Your task: What you return must be the data below, word for word, without any images.

Available data:
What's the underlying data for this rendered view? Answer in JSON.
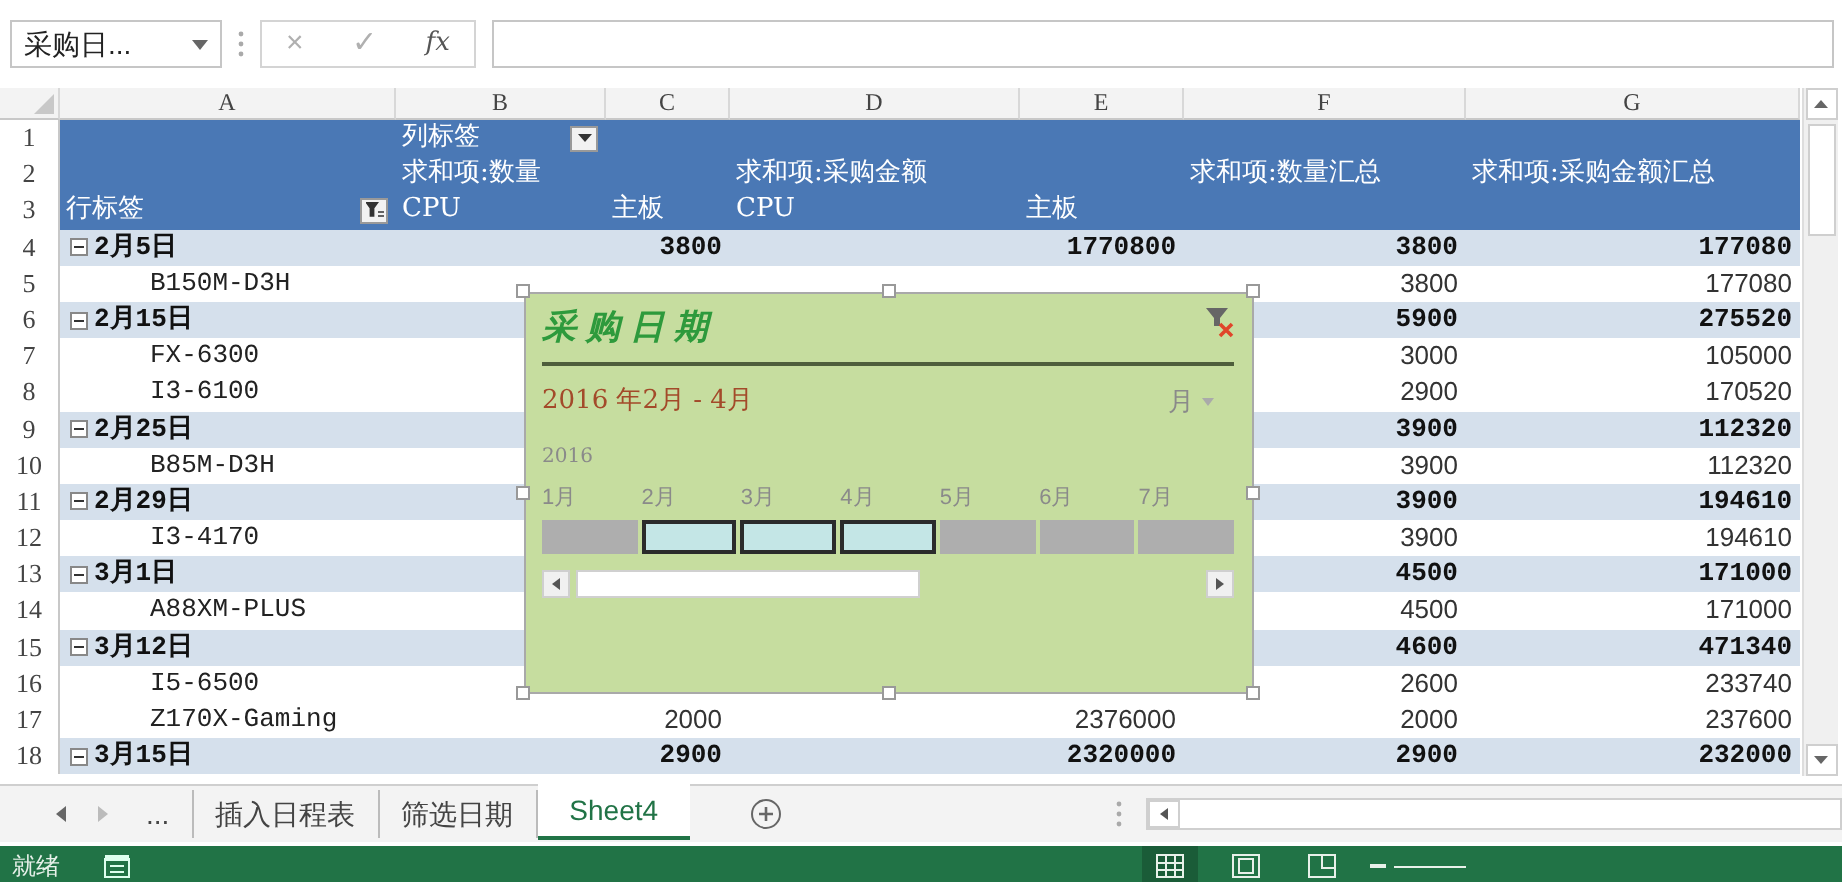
{
  "formula_bar": {
    "name_box": "采购日...",
    "cancel": "×",
    "enter": "✓",
    "function": "fx"
  },
  "column_headers": [
    "A",
    "B",
    "C",
    "D",
    "E",
    "F",
    "G"
  ],
  "row_numbers": [
    "1",
    "2",
    "3",
    "4",
    "5",
    "6",
    "7",
    "8",
    "9",
    "10",
    "11",
    "12",
    "13",
    "14",
    "15",
    "16",
    "17",
    "18"
  ],
  "pivot_header": {
    "column_labels": "列标签",
    "row_labels": "行标签",
    "measure_1": "求和项:数量",
    "measure_2": "求和项:采购金额",
    "total_1": "求和项:数量汇总",
    "total_2": "求和项:采购金额汇总",
    "sub_headers": [
      "CPU",
      "主板",
      "CPU",
      "主板"
    ]
  },
  "rows": [
    {
      "kind": "group",
      "label": "2月5日",
      "expanded": true,
      "values": {
        "C": "3800",
        "E": "1770800",
        "F": "3800",
        "G": "177080"
      }
    },
    {
      "kind": "item",
      "label": "B150M-D3H",
      "values": {
        "F": "3800",
        "G": "177080"
      }
    },
    {
      "kind": "group",
      "label": "2月15日",
      "expanded": true,
      "values": {
        "F": "5900",
        "G": "275520"
      }
    },
    {
      "kind": "item",
      "label": "FX-6300",
      "values": {
        "F": "3000",
        "G": "105000"
      }
    },
    {
      "kind": "item",
      "label": "I3-6100",
      "values": {
        "F": "2900",
        "G": "170520"
      }
    },
    {
      "kind": "group",
      "label": "2月25日",
      "expanded": true,
      "values": {
        "F": "3900",
        "G": "112320"
      }
    },
    {
      "kind": "item",
      "label": "B85M-D3H",
      "values": {
        "F": "3900",
        "G": "112320"
      }
    },
    {
      "kind": "group",
      "label": "2月29日",
      "expanded": true,
      "values": {
        "F": "3900",
        "G": "194610"
      }
    },
    {
      "kind": "item",
      "label": "I3-4170",
      "values": {
        "F": "3900",
        "G": "194610"
      }
    },
    {
      "kind": "group",
      "label": "3月1日",
      "expanded": true,
      "values": {
        "F": "4500",
        "G": "171000"
      }
    },
    {
      "kind": "item",
      "label": "A88XM-PLUS",
      "values": {
        "F": "4500",
        "G": "171000"
      }
    },
    {
      "kind": "group",
      "label": "3月12日",
      "expanded": true,
      "values": {
        "F": "4600",
        "G": "471340"
      }
    },
    {
      "kind": "item",
      "label": "I5-6500",
      "values": {
        "F": "2600",
        "G": "233740"
      }
    },
    {
      "kind": "item",
      "label": "Z170X-Gaming",
      "values": {
        "C": "2000",
        "E": "2376000",
        "F": "2000",
        "G": "237600"
      }
    },
    {
      "kind": "group",
      "label": "3月15日",
      "expanded": true,
      "values": {
        "C": "2900",
        "E": "2320000",
        "F": "2900",
        "G": "232000"
      }
    }
  ],
  "timeline": {
    "title": "采购日期",
    "range": "2016 年2月 - 4月",
    "time_level": "月",
    "year": "2016",
    "months": [
      {
        "label": "1月",
        "selected": false
      },
      {
        "label": "2月",
        "selected": true
      },
      {
        "label": "3月",
        "selected": true
      },
      {
        "label": "4月",
        "selected": true
      },
      {
        "label": "5月",
        "selected": false
      },
      {
        "label": "6月",
        "selected": false
      },
      {
        "label": "7月",
        "selected": false
      }
    ]
  },
  "sheet_tabs": {
    "overflow": "...",
    "tabs": [
      {
        "label": "插入日程表",
        "selected": false
      },
      {
        "label": "筛选日期",
        "selected": false
      },
      {
        "label": "Sheet4",
        "selected": true
      }
    ]
  },
  "status_bar": {
    "text": "就绪",
    "views": [
      {
        "kind": "normal",
        "selected": true
      },
      {
        "kind": "page_layout",
        "selected": false
      },
      {
        "kind": "page_break",
        "selected": false
      }
    ]
  }
}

Solution to this task:
What's the underlying data for this rendered view? Answer in JSON.
{
  "formula_bar": {
    "name_box": "采购日...",
    "cancel": "×",
    "enter": "✓",
    "function": "fx"
  },
  "column_headers": [
    "A",
    "B",
    "C",
    "D",
    "E",
    "F",
    "G"
  ],
  "row_numbers": [
    "1",
    "2",
    "3",
    "4",
    "5",
    "6",
    "7",
    "8",
    "9",
    "10",
    "11",
    "12",
    "13",
    "14",
    "15",
    "16",
    "17",
    "18"
  ],
  "pivot_header": {
    "column_labels": "列标签",
    "row_labels": "行标签",
    "measure_1": "求和项:数量",
    "measure_2": "求和项:采购金额",
    "total_1": "求和项:数量汇总",
    "total_2": "求和项:采购金额汇总",
    "sub_headers": [
      "CPU",
      "主板",
      "CPU",
      "主板"
    ]
  },
  "rows": [
    {
      "kind": "group",
      "label": "2月5日",
      "expanded": true,
      "values": {
        "C": "3800",
        "E": "1770800",
        "F": "3800",
        "G": "177080"
      }
    },
    {
      "kind": "item",
      "label": "B150M-D3H",
      "values": {
        "F": "3800",
        "G": "177080"
      }
    },
    {
      "kind": "group",
      "label": "2月15日",
      "expanded": true,
      "values": {
        "F": "5900",
        "G": "275520"
      }
    },
    {
      "kind": "item",
      "label": "FX-6300",
      "values": {
        "F": "3000",
        "G": "105000"
      }
    },
    {
      "kind": "item",
      "label": "I3-6100",
      "values": {
        "F": "2900",
        "G": "170520"
      }
    },
    {
      "kind": "group",
      "label": "2月25日",
      "expanded": true,
      "values": {
        "F": "3900",
        "G": "112320"
      }
    },
    {
      "kind": "item",
      "label": "B85M-D3H",
      "values": {
        "F": "3900",
        "G": "112320"
      }
    },
    {
      "kind": "group",
      "label": "2月29日",
      "expanded": true,
      "values": {
        "F": "3900",
        "G": "194610"
      }
    },
    {
      "kind": "item",
      "label": "I3-4170",
      "values": {
        "F": "3900",
        "G": "194610"
      }
    },
    {
      "kind": "group",
      "label": "3月1日",
      "expanded": true,
      "values": {
        "F": "4500",
        "G": "171000"
      }
    },
    {
      "kind": "item",
      "label": "A88XM-PLUS",
      "values": {
        "F": "4500",
        "G": "171000"
      }
    },
    {
      "kind": "group",
      "label": "3月12日",
      "expanded": true,
      "values": {
        "F": "4600",
        "G": "471340"
      }
    },
    {
      "kind": "item",
      "label": "I5-6500",
      "values": {
        "F": "2600",
        "G": "233740"
      }
    },
    {
      "kind": "item",
      "label": "Z170X-Gaming",
      "values": {
        "C": "2000",
        "E": "2376000",
        "F": "2000",
        "G": "237600"
      }
    },
    {
      "kind": "group",
      "label": "3月15日",
      "expanded": true,
      "values": {
        "C": "2900",
        "E": "2320000",
        "F": "2900",
        "G": "232000"
      }
    }
  ],
  "timeline": {
    "title": "采购日期",
    "range": "2016 年2月 - 4月",
    "time_level": "月",
    "year": "2016",
    "months": [
      {
        "label": "1月",
        "selected": false
      },
      {
        "label": "2月",
        "selected": true
      },
      {
        "label": "3月",
        "selected": true
      },
      {
        "label": "4月",
        "selected": true
      },
      {
        "label": "5月",
        "selected": false
      },
      {
        "label": "6月",
        "selected": false
      },
      {
        "label": "7月",
        "selected": false
      }
    ]
  },
  "sheet_tabs": {
    "overflow": "...",
    "tabs": [
      {
        "label": "插入日程表",
        "selected": false
      },
      {
        "label": "筛选日期",
        "selected": false
      },
      {
        "label": "Sheet4",
        "selected": true
      }
    ]
  },
  "status_bar": {
    "text": "就绪",
    "views": [
      {
        "kind": "normal",
        "selected": true
      },
      {
        "kind": "page_layout",
        "selected": false
      },
      {
        "kind": "page_break",
        "selected": false
      }
    ]
  }
}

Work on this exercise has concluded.